Thompson files EDC report

Published 8:08 pm Saturday, June 9, 2012

Facing a suspension of an estimated $6,226 in salary and travel allowances, Tom Thompson last week filed a long-awaited report of economic development activities for the past year.

The five-page report was filed with the county manager’s office Friday and is accompanied by a year-to-date financial report.

It was also emailed to members of the Beaufort County Board of Commissioners and members of the Economic Development Commission’s governing board.

And at least one county commissioner believes that the report, while lacking in some required details, is sufficient to restore Thompson’s pay.

“It’s acceptable,” said Commissioner Al Klemm in an interview Saturday. “It meets the criteria of the by-laws. You could argue about it with this little point and that little point, but let’s be sane about it.”

Other commissioners who were contacted Saturday said they had not seen the report.

Commissioner Ed Booth said he had not received the report but if it contains the information the by-laws require, he would be willing to restore Thompson’s salary; if not, Booth said, “the vote stands.”

Commissioner Jerry Langley also said he had not seen the report.

Efforts to reach other members of the county board for comment were not successful Saturday afternoon.

Booth, Klemm and Langley were joined by Commissioners Stan Deatherage and Hood Richardson in voting at a meeting of the county board last Monday to suspend Thompson’s salary until the report was filed. Commissioners Robert Cayton and Jay McRoy voted against the suspension.

The report outlines efforts by the Beaufort County Economic Development Commission during the past year to secure state grants to help three local industries — Weir Valves, P&G Manufacturing and Spinrite — expand their operations or retain existing jobs.

It also discusses efforts to recruit a wood pellet plant, a wood torrification plant and a plasma generation company to the county as well as non-manufacturing economic development activity in Aurora, Belhaven, Bath and Pantego.

It includes an estimate of expenditures of staff time and addresses future economic development plans.

“The current plans for the future are to continue to market the product of Beaufort County, which includes the Quick Start II facility, the Chocowinity and Beaufort County Industrial parks, the Bath Incubator, the Skills Center and the various community initiatives discussed earlier,” the report says.

The financial report indicates that of an original appropriation of $309,440 and a revised budget of $331,995, the EDC had spent $282,974.72 as of May 17, including $128,625 on salaries, $10,836 on consultant services and $10,000 on travel, among other expenses.

The suspension of Thompson’s pay was scheduled to begin following the end of Thompson’s service as a juror in Craven County, according to the vote by the commissioners.

Thompson’s salary as EDC director is $115,800 per year. He is also allocated an additional $12,000 per year in a travel allowance, according to Jim Chrisman, county finance officer.

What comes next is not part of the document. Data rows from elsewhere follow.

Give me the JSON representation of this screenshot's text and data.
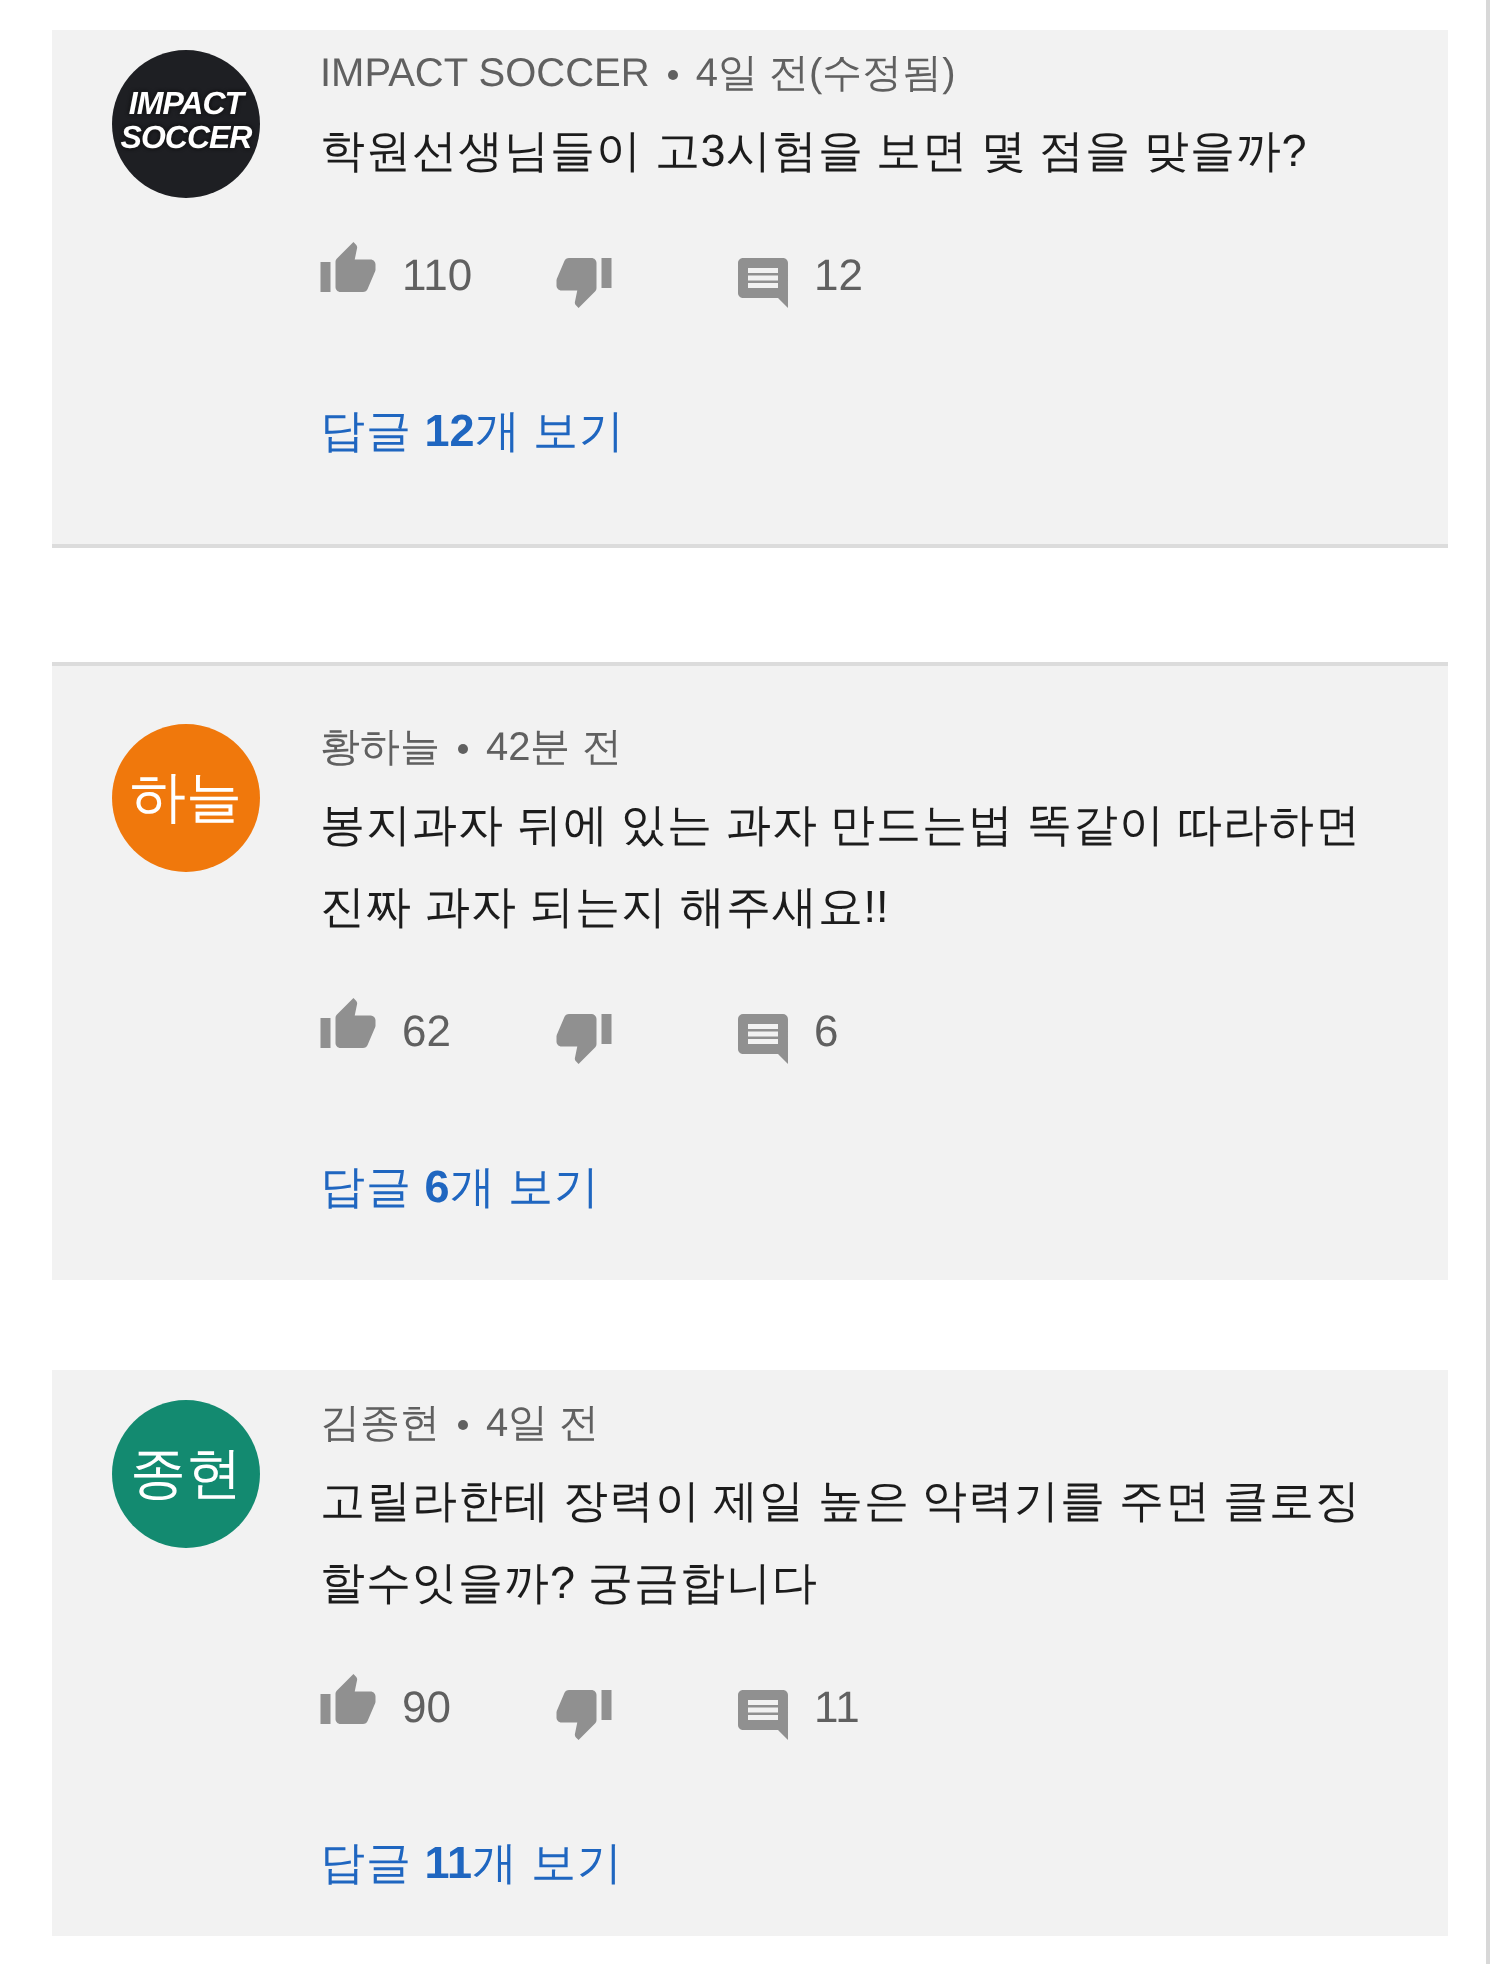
{
  "comments": [
    {
      "avatar": {
        "kind": "logo",
        "text": "IMPACT SOCCER",
        "color": "#1e1f23"
      },
      "author": "IMPACT SOCCER",
      "time": "4일 전(수정됨)",
      "text": "학원선생님들이 고3시험을 보면 몇 점을 맞을까?",
      "likes": "110",
      "comment_count": "12",
      "view_replies": "답글 **12**개 보기"
    },
    {
      "avatar": {
        "kind": "initials",
        "text": "하늘",
        "color": "#f0780c"
      },
      "author": "황하늘",
      "time": "42분 전",
      "text": "봉지과자 뒤에 있는 과자 만드는법 똑같이 따라하면\n진짜 과자 되는지 해주새요!!",
      "likes": "62",
      "comment_count": "6",
      "view_replies": "답글 **6**개 보기"
    },
    {
      "avatar": {
        "kind": "initials",
        "text": "종현",
        "color": "#138a70"
      },
      "author": "김종현",
      "time": "4일 전",
      "text": "고릴라한테 장력이 제일 높은 악력기를 주면 클로징\n할수잇을까? 궁금합니다",
      "likes": "90",
      "comment_count": "11",
      "view_replies": "답글 **11**개 보기"
    }
  ]
}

Based on the commissioner’s actions, he would have suffered a salary loss from June 4 through June 30 which included an estimated $5,272 in salary and $954 in travel expenses if his salary were prorated from the date of the commissioners meeting, Chrisman said.

The salary suspension was expected to be lifted if Thompson had submitted the report.

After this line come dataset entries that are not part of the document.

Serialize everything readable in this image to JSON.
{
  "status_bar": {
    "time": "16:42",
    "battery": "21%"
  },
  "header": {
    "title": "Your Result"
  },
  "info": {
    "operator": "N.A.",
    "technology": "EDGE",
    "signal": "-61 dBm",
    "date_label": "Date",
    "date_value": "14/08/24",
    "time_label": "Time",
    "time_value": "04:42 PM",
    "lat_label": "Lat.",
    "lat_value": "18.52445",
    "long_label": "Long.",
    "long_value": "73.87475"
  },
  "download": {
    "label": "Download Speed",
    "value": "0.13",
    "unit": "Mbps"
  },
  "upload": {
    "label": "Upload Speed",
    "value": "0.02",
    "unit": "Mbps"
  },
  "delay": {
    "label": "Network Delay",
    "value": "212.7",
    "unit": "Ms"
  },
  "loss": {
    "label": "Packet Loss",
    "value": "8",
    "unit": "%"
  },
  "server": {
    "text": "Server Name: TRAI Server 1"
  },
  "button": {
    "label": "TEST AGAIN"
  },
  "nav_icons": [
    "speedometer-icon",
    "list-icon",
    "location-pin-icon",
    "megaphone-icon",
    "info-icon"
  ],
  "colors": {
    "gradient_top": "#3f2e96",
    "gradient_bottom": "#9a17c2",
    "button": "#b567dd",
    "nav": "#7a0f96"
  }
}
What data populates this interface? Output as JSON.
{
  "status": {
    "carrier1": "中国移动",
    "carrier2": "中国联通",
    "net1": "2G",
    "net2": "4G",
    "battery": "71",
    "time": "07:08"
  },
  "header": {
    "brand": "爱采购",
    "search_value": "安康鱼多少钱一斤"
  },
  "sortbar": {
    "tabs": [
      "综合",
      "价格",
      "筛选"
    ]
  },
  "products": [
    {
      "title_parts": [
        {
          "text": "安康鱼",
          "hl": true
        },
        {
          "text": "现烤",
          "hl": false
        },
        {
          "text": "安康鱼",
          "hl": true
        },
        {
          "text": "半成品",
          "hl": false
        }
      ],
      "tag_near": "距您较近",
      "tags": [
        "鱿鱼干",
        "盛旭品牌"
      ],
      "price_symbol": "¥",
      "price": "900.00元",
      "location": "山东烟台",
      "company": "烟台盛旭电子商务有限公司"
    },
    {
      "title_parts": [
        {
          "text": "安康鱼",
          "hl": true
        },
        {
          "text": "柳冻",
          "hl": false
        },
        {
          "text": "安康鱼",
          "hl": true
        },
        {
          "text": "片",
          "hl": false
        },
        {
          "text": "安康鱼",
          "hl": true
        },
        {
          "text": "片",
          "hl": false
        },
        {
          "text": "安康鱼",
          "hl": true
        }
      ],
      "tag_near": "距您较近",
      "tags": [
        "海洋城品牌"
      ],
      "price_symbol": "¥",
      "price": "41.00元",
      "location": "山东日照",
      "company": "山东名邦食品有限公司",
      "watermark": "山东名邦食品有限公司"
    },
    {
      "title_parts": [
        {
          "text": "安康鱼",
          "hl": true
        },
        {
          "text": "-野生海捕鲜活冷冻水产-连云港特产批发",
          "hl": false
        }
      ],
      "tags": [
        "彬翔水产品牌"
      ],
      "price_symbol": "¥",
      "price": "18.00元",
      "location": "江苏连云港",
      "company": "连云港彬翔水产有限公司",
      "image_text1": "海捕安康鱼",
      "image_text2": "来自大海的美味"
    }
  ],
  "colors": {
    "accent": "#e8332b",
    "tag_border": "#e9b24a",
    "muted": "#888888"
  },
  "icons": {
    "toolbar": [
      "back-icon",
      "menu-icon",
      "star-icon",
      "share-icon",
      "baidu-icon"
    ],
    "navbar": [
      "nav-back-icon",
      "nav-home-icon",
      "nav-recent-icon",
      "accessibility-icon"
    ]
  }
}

In March, Thompson met with the commissioners and presented an overview of economic development activities in the county for the past 10 years. But members of the board said the presentation fell short of the annual report that Thompson was required to present to the board as required by the Economic Development Commission’s by-laws.

To view both reports, click here.